In the lines below, look for "symbol". Copy each line where it appears.

SOURCE INFORMATION Block Start

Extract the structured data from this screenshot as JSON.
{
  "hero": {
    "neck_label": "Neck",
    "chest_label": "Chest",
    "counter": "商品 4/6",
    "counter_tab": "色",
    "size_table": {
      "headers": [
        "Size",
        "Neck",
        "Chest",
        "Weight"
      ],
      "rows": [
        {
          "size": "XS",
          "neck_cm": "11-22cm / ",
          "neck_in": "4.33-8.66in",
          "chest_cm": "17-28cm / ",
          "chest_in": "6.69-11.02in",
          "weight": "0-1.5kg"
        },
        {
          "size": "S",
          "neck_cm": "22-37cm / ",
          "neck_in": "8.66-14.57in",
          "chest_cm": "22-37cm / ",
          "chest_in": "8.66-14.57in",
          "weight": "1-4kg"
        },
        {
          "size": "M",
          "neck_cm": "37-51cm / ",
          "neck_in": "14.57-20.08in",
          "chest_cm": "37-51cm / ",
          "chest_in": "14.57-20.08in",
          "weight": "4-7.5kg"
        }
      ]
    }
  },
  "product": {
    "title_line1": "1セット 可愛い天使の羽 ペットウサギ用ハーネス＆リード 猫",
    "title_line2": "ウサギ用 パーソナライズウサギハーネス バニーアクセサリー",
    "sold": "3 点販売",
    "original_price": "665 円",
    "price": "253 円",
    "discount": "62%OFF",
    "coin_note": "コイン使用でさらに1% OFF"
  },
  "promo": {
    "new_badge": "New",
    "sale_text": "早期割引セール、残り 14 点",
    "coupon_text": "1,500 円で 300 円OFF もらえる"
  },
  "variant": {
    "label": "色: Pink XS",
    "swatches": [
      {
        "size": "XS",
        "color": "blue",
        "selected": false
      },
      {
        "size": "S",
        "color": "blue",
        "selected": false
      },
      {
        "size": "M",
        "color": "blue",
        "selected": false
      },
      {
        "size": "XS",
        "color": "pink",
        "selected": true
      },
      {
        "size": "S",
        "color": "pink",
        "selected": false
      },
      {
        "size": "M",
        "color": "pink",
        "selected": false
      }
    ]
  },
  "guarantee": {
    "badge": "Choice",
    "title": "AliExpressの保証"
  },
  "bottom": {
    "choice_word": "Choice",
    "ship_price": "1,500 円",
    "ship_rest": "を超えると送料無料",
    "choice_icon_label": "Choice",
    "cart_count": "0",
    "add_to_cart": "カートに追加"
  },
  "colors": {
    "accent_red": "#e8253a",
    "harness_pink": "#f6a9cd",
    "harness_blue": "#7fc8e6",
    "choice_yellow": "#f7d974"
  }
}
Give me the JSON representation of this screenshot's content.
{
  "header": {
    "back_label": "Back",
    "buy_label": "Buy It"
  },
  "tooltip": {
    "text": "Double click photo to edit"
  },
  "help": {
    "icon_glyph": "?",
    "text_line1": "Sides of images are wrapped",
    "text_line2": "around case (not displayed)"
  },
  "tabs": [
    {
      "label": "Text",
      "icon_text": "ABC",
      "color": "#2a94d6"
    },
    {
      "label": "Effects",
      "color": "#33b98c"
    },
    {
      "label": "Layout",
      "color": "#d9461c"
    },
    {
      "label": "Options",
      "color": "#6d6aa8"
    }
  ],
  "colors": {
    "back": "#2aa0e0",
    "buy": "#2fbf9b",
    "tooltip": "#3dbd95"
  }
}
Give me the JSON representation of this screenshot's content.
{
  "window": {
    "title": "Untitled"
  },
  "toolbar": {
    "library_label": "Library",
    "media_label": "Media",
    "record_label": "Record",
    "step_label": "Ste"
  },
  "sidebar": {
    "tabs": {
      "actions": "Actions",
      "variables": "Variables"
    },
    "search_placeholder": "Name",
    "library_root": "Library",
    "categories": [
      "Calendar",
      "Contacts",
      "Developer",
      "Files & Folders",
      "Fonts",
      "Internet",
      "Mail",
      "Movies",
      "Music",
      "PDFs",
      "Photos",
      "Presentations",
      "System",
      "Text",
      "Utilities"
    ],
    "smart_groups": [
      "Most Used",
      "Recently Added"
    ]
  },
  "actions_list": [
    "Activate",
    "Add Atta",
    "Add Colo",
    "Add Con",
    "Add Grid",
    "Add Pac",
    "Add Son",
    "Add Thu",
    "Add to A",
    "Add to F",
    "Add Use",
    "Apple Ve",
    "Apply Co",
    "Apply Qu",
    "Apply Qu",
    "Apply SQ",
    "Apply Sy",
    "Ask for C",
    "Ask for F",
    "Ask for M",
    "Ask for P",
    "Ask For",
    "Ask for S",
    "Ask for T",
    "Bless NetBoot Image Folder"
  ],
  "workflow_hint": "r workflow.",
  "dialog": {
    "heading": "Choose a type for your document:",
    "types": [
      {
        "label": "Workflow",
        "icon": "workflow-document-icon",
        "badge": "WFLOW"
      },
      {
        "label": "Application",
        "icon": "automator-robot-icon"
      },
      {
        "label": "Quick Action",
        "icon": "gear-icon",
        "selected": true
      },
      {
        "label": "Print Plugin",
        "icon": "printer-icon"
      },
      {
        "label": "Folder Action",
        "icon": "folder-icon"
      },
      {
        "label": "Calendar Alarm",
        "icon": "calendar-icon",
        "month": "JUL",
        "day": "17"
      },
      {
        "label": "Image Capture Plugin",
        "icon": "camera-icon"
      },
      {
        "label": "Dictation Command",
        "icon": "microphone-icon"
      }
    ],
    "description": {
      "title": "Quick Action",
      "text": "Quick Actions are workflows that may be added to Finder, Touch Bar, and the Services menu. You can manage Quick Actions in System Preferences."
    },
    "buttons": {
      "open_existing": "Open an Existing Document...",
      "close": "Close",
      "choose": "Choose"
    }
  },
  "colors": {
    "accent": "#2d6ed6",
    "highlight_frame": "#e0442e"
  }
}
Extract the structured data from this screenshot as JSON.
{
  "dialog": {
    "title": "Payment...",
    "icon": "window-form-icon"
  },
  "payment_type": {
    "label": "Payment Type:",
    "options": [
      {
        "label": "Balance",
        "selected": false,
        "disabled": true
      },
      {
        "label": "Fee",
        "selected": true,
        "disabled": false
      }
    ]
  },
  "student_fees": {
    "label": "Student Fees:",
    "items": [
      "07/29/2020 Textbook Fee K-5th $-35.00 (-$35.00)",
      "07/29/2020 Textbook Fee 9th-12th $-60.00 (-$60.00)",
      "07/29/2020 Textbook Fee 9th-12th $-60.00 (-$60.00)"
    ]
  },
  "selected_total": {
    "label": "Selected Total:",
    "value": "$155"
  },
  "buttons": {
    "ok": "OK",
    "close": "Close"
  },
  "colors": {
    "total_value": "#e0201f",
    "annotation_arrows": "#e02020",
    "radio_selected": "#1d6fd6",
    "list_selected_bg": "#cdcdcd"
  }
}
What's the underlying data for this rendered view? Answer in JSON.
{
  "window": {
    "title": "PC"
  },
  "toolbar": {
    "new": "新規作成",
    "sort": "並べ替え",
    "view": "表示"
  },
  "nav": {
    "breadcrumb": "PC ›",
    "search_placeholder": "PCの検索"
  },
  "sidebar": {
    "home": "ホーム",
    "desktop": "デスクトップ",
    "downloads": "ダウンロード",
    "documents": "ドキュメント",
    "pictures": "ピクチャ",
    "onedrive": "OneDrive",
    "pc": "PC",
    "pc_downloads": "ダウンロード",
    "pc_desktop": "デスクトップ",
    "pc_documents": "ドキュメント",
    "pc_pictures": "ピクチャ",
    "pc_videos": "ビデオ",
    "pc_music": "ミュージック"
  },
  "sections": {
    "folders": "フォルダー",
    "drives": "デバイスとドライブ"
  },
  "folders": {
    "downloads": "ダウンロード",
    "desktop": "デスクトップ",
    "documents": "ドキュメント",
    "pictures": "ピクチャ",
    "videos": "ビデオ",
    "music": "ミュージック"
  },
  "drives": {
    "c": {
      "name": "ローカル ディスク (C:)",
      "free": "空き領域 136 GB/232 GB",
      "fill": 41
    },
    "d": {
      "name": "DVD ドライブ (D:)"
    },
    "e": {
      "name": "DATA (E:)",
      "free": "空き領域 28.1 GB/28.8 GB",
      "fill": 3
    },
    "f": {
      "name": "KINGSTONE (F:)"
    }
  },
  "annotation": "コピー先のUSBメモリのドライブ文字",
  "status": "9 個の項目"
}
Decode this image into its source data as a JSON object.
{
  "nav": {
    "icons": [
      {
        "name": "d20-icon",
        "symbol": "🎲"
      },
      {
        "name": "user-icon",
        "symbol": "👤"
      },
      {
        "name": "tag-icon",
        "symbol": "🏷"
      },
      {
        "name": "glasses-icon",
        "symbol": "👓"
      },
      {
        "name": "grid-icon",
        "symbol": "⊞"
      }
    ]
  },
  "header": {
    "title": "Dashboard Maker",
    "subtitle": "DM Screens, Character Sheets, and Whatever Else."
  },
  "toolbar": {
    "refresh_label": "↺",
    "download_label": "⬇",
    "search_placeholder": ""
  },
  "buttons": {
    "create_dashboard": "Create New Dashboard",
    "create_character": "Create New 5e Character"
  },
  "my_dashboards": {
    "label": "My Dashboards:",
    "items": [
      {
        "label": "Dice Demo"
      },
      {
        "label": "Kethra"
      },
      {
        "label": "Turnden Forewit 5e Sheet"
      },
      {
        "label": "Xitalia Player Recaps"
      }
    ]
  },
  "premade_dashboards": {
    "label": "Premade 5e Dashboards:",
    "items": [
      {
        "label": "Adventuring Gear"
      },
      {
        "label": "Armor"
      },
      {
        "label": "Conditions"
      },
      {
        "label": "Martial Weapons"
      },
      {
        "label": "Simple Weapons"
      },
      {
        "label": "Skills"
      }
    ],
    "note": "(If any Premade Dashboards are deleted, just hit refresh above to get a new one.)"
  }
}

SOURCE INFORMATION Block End

ANSWER FOR THIS EXERCISE:
        "symbol": "🎲"
        "symbol": "👤"
        "symbol": "🏷"
        "symbol": "👓"
        "symbol": "⊞"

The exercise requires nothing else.